Back to the CIC and its adoption of the Commons Transition Plan, what led the CIC to incorporate the plan and in what way it is being modified?
We’ve seen the Commons Transition Plan work done in Ecuador with the role of the partner state. Because we’re not thinking of this kind of relationship with government, one of the main changes was to eliminate this partner state and to see this as a creation of autonomous institutions that can work at the local and regional level as well as in relation to other regional or global institutions around the world that can help. So we are thinking here, perhaps part of the process of the CIC could be…to be not only physical assemblies based on physical consensus, but also to have some of the tools more distributed in a way that could be more easily extended to people that are not organized politically, but people that want to change their way of living but for different motives; maybe they are not so political, or, so involved in being in assemblies. That is one of the problems we have with the CIC, there is a big difference today between the people who go to assemblies and people that only use the services.
Why was the Commons Transition Plan chosen?
I think the values in this plan are very close to the values of the CIC. We also saw that the main ideas are related to the self-management and self-organization that the CIC supports. For this reason, the work is very connected; we can benefit from it and adapt and enrich it with our work. It was also a good excuse to make this connection with the P2P Foundation and to see how from a grassroots level, from the bottom up we can make this kind of process possible.
What are the next steps both for the CIC’s adoption of the Commons Transition Plan, and the ongoing relationship with the P2P Foundation?
I think that the short term steps are to decide on how to work the collaboration, what are we going to do when we are working together on the Catalan situation. Next steps will be organizing this work: how we are going to research, how to start having discussions and reaching conclusions at some point about the roadmap we can create for this Commons Transition Plan.
Now, back to FairCoop, how is it promoting the principles of Commons Transition with its member projects?
I think, informally, there is support at the level of sharing information and knowledge related to Commons Transition, but right now the main focus is not yet on this sharing and extension, because we need to focus on building and identifying the best tools and projects for this Commons Transition. So what we’re doing now is choosing and prioritizing projects to work with. What is especially interesting here are projects that can be transversal to a lot of decentralized and open projects that can use this infrastructure we want to build.

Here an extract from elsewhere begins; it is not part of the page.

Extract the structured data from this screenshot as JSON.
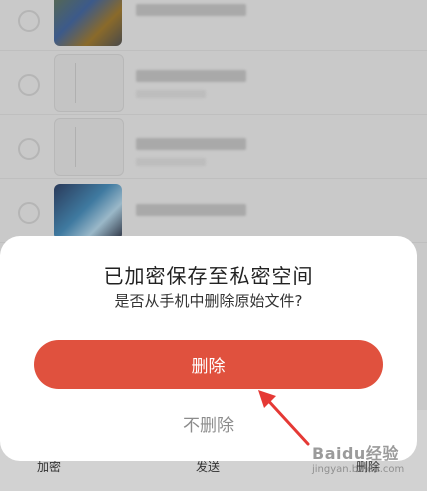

Anything else you’d like to add?
Thank you for making this Commons Transition website, and we will try and help to keep it up-to-date. Certainly, it’s a deal!
Interview transcribed and copyedited by Ann Marie Utratel.